(Provided data):
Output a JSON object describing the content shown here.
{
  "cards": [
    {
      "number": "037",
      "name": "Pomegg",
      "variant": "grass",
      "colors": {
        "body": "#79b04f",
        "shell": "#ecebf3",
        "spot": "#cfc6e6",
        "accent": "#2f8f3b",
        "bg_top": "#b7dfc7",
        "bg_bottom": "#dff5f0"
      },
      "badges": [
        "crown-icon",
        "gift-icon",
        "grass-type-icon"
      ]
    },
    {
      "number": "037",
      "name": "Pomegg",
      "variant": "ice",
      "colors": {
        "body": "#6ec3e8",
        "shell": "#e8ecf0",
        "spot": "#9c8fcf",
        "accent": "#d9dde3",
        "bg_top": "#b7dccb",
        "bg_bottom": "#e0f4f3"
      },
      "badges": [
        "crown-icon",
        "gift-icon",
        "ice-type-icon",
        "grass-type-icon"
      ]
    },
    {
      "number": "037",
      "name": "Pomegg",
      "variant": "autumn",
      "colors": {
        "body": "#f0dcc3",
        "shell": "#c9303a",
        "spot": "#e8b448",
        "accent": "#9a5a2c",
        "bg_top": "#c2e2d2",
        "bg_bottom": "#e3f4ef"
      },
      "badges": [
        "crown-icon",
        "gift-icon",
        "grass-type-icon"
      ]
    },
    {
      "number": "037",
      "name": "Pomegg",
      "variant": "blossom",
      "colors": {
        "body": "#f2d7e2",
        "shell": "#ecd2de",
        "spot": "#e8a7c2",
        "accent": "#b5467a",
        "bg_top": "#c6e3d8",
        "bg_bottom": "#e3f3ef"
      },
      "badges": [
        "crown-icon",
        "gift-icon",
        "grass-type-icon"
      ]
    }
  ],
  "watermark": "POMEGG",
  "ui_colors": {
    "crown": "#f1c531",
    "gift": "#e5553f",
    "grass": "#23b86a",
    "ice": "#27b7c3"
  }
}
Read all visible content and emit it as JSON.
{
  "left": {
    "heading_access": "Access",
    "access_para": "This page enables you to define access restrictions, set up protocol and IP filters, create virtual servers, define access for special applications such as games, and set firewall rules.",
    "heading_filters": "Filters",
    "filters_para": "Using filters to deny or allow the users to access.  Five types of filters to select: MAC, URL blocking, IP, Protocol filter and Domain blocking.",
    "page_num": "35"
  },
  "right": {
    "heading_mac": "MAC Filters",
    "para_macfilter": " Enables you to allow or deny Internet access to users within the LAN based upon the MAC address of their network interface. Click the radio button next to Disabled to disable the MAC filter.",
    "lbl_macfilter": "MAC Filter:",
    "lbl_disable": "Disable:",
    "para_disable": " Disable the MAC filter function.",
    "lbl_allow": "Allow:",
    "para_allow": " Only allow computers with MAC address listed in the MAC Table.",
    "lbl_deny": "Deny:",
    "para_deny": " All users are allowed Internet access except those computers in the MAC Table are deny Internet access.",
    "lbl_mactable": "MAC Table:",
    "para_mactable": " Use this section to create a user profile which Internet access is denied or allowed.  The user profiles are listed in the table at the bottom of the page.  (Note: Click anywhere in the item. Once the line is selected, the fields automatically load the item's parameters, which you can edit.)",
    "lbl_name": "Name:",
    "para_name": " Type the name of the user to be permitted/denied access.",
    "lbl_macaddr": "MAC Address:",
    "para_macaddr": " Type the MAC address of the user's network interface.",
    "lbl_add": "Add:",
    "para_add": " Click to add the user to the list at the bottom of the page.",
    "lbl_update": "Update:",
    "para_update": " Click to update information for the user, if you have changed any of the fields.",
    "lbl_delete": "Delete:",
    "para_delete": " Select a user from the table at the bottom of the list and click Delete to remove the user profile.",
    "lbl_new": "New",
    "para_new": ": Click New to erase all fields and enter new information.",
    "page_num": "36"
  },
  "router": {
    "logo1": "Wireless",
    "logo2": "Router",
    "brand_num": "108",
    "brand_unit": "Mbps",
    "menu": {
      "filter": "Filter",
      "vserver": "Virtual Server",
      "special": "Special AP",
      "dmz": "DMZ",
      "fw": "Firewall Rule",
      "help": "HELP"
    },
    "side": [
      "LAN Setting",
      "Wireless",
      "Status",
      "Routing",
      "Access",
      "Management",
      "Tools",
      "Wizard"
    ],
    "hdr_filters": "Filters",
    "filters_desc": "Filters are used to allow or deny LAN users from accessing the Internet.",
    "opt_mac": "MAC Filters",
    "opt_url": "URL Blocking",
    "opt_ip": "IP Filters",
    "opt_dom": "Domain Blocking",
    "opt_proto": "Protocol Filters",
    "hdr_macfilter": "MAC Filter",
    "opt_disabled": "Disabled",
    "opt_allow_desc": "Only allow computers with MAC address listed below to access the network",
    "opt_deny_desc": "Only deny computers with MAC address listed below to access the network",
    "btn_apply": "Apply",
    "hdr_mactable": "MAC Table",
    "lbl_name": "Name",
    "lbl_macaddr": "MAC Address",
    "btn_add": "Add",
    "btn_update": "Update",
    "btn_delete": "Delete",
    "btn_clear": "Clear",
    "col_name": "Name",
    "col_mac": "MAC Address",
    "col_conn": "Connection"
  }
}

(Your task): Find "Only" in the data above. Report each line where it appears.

(Finished exercise):
    "para_allow": " Only allow computers with MAC address listed in the MAC Table.",
    "opt_allow_desc": "Only allow computers with MAC address listed below to access the network",
    "opt_deny_desc": "Only deny computers with MAC address listed below to access the network",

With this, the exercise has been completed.